** Input follows **

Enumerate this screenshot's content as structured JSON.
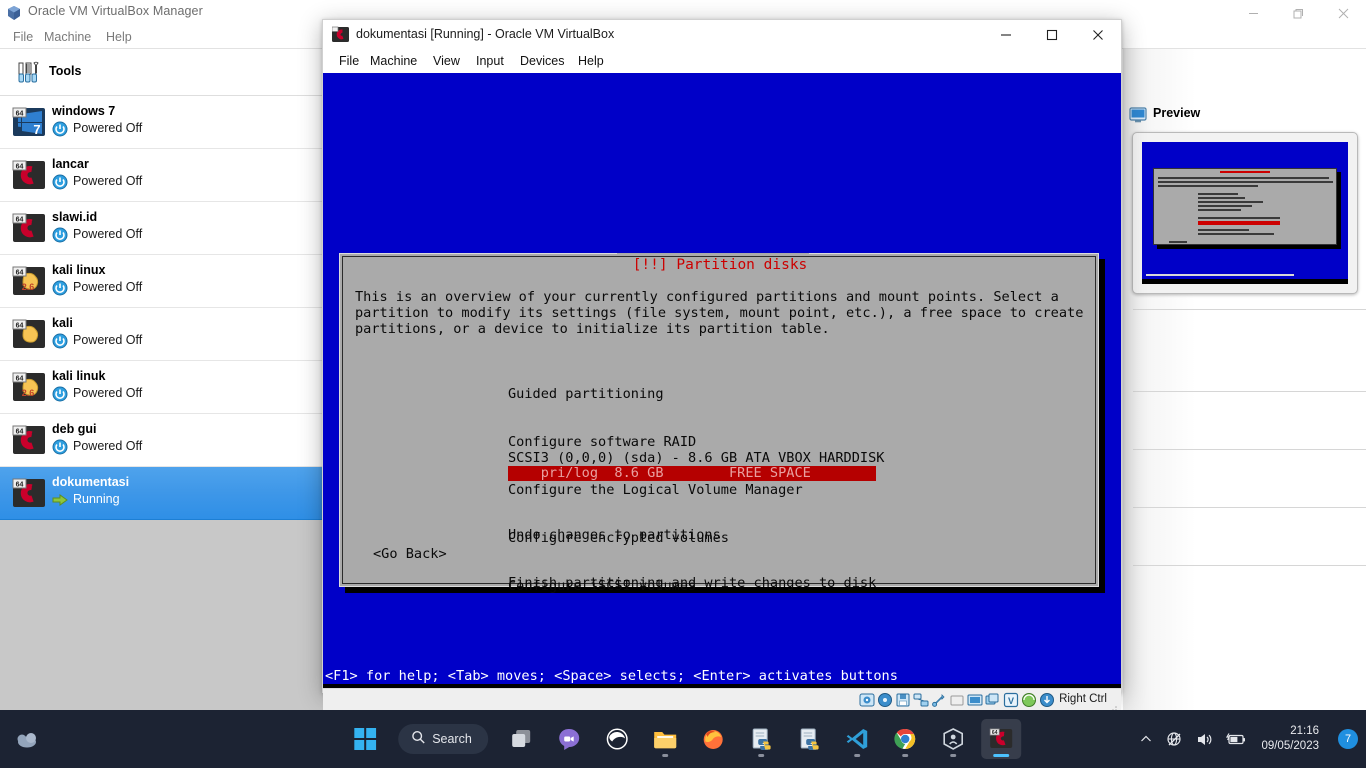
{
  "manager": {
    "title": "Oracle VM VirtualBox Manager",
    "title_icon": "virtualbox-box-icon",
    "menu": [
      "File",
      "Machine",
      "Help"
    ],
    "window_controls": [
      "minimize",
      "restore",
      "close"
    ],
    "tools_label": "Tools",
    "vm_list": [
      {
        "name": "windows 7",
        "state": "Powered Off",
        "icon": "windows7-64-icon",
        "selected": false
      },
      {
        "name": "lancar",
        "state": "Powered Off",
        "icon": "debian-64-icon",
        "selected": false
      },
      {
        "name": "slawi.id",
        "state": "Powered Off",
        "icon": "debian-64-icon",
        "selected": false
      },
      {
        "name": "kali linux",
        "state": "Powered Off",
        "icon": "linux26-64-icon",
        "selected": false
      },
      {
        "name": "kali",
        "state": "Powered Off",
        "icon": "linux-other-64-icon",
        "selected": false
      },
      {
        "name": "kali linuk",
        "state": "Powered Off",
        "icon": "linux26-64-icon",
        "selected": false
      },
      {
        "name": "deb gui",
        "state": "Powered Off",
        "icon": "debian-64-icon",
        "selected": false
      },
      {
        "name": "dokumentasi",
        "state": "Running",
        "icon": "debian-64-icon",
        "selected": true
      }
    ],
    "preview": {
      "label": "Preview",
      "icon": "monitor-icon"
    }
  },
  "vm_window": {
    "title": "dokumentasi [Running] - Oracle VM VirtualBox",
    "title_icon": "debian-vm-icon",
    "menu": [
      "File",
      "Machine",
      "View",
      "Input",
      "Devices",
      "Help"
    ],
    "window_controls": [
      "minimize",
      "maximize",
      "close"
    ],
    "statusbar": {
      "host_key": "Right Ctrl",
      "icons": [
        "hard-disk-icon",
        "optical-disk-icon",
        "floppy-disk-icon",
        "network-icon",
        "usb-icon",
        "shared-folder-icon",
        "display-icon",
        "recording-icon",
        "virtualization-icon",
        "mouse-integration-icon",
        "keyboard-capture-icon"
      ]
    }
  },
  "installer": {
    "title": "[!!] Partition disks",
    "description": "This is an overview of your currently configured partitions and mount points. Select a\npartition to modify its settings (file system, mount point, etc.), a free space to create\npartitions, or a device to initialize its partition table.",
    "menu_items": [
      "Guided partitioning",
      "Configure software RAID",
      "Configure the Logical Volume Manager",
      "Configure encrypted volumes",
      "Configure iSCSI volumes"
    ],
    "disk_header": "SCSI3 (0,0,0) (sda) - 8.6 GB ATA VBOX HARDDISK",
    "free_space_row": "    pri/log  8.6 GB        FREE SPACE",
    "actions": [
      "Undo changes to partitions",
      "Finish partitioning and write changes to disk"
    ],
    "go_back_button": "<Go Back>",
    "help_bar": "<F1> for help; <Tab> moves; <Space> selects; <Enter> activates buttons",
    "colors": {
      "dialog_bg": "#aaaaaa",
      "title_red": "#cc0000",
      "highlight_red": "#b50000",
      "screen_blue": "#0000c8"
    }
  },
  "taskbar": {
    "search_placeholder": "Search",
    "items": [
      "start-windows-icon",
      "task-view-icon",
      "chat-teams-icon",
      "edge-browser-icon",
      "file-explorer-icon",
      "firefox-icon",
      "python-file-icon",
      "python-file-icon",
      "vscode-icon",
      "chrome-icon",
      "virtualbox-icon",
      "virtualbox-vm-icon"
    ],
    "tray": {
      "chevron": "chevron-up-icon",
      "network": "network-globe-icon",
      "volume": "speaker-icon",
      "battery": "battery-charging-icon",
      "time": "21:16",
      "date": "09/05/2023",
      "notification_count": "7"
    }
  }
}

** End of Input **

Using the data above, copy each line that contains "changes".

* Your solution *
      "Undo changes to partitions",
      "Finish partitioning and write changes to disk"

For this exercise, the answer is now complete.